Aisling McCarthy takes a look at what contextual marketing is all about.
So what is contextual marketing?
It’s an online marketing model that works by showing consumers targeted adverts based on their Internet search history. Wait, what?
Yes! Contextual marketing is aimed at showing audiences adverts for things they are actually interested in.
There are many forms of contextual marketing, all with varying degrees of sophistication. For example, a more straightforward kind of contextual marketing works by showing Internet users adverts that are directly based on terms that they have searched for.
For example, if a user searches ‘holiday in Greece’, they will be served adverts for flights, hotels and travel specials from their location to Greece.
A more sophisticated version of contextual marketing uses behavioural targeting to offer consumers appropriate advertising.
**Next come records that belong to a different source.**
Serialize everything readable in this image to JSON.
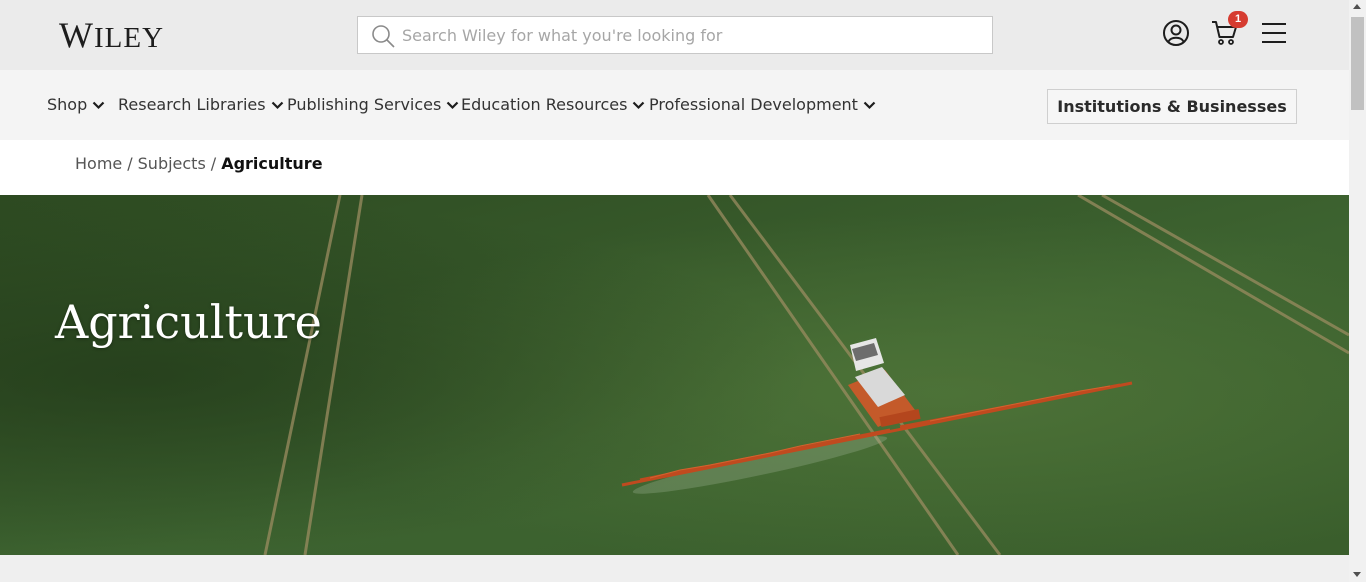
{
  "header": {
    "logo_text": "Wiley",
    "logo_first": "W",
    "logo_rest": "ILEY",
    "search_placeholder": "Search Wiley for what you're looking for",
    "search_value": "",
    "cart_count": "1"
  },
  "nav": {
    "items": [
      {
        "label": "Shop"
      },
      {
        "label": "Research Libraries"
      },
      {
        "label": "Publishing Services"
      },
      {
        "label": "Education Resources"
      },
      {
        "label": "Professional Development"
      }
    ],
    "cta_label": "Institutions & Businesses"
  },
  "breadcrumb": {
    "items": [
      "Home",
      "Subjects"
    ],
    "separator": "/",
    "current": "Agriculture"
  },
  "hero": {
    "title": "Agriculture"
  },
  "colors": {
    "badge": "#d63c31",
    "field_green": "#3b5e2b",
    "header_bg": "#ebebeb"
  },
  "icons": [
    "search-icon",
    "account-icon",
    "cart-icon",
    "menu-icon",
    "chevron-down-icon"
  ]
}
For example, if a user searches for mid-sized car reviews, and then reads an article about the most fuel-efficient cars, they could be shown adverts for hybrid vehicles – as well as for biofuels.
Although it might seem like a coincidence that adverts directly related to their interests are showing up – it’s not! According to TechTarget
, “Each time the [internet] user performs a search, reads an article or clicks on an ad, a cookie stored on the computer tracks the activity, which is used to create a behavioral profile of the consumer for marketing purposes.”
Why are advertisers using contextual marketing?
In an attempt to annoy consumers less, marketers are tying adverts to their interests. They’re also hoping that by showing consumers adverts of things they are interested in, click-through and conversion rates will increase.
Basically, advertising something by putting a big ‘BUY THIS’ sign over it doesn’t always work. Marketing that looks like marketing is bound to put people off.
Contextual marketing works for one main reason: it makes sense to show consumers adverts based on their behaviour. Plus, it doesn’t feel like marketing. Why? Because the individual has already shown interest in that specific topic.
Is contextual marketing the way forward?
Juan Cisneros writes in a blog post for Delos Digital
: “The secret [to content marketing] is to remove the creepy undertones.” This means that successful contextual marketing needs consumers to opt-in to the content, instead of forcing it down their throats.
“The secret is to get people to opt-in, not to sketch your way into their private lives. Trust and consent
are essential in this engineered serendipity,” Cisneros says.
The goal of contextual marketing is to interact with consumers in a way they find valuable. The goal is to add more value at each touch point, instead of making them feel as if their privacy has been invaded.
As Cisneros says, “Becoming an expert in contextual marketing is key because modern tools will enable us to present solutions to the right clients, at the right time and place.”
And isn’t that the goal of all